My dad is a contractor. I spent many of my summer days, and sometimes after school during other seasons working on construction sites. Most of the time it was helping with small tasks, but I know how to help stand walls, provide support when hanging cabinets, muck out a house before drywall, and even help with some concrete pours.
I learned a lot of lessons on that job site, and it is probably where I figured out that being a girl didn’t matter when it came to a job needing to be done. But as I’m thinking about the work I’m engaged in now, the lesson that transfers over the most is the importance of finishing details.
The initial process of building a house is big and messy. Digging for a foundation, putting in footings that need to be secure but not pretty (they will be buried several feet below ground – no one will see them), concrete walls, etc. When framing a house, the wood needs to be straight but blemishes aren’t detractors.
So to it is in the case of most people who write. We are drafting, laying the groundwork, getting the stuff mostly where it goes, etc. Especially in the case of NaNoWriMo, pretty tends to take a back seat.
When my dad walks by a cabinet job, or a trim job (baseboard, casing around a door, etc.), he can’t help but run his calloused fingers over it. He is looking for seams that aren’t even, if the angles cut align perfectly – so much so that touching can’t feel a bump in any part of the connection.
This is the kind of respect for detail that revisions deserve. I know there are different kinds of revisions, and that many people focus on different things when they revise, but the key is that focus. After the drafting, we get the chance to take the story we started and build it into the story we envisioned. Granting ourselves time, encouraging ourselves to pay attention to the small details – this is the way we honor our craft, and invites our readers to pay attention to the details because they won’t disappoint.

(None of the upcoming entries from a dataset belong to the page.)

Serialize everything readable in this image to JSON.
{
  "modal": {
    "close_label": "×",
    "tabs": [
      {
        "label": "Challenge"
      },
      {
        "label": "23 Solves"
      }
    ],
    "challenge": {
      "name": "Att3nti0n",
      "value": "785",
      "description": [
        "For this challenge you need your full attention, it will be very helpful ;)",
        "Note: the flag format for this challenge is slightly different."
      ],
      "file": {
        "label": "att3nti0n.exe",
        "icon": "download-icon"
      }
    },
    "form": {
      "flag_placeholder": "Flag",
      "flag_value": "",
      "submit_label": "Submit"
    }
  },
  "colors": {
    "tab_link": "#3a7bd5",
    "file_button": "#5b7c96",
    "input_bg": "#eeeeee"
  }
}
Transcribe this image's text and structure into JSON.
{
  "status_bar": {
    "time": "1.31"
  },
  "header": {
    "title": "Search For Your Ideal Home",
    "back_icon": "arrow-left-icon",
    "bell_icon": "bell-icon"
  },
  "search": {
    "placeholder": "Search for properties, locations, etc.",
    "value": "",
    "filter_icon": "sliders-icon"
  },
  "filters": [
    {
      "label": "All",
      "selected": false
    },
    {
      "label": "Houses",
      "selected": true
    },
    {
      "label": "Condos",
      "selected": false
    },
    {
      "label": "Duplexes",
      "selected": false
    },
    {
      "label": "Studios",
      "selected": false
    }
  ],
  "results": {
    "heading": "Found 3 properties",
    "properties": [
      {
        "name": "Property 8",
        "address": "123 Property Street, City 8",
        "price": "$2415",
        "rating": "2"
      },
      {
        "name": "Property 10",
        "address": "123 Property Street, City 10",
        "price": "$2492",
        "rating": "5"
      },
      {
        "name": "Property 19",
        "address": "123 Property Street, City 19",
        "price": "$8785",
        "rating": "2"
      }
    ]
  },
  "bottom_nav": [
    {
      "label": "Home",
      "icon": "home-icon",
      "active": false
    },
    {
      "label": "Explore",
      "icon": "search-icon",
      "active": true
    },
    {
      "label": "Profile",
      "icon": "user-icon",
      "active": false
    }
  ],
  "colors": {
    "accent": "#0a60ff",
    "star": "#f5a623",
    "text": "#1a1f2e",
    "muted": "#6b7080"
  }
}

Tasha Seegmiller is a mom to three kids and high school English teacher in Southern Utah. She writes contemporary women’s fiction with a dash of magic. Her loves include Diet Coke, owls, chocolate and cinnamon bears. She is an editor for the Women’s Fiction Writers Association quarterly newsletter and can be found here.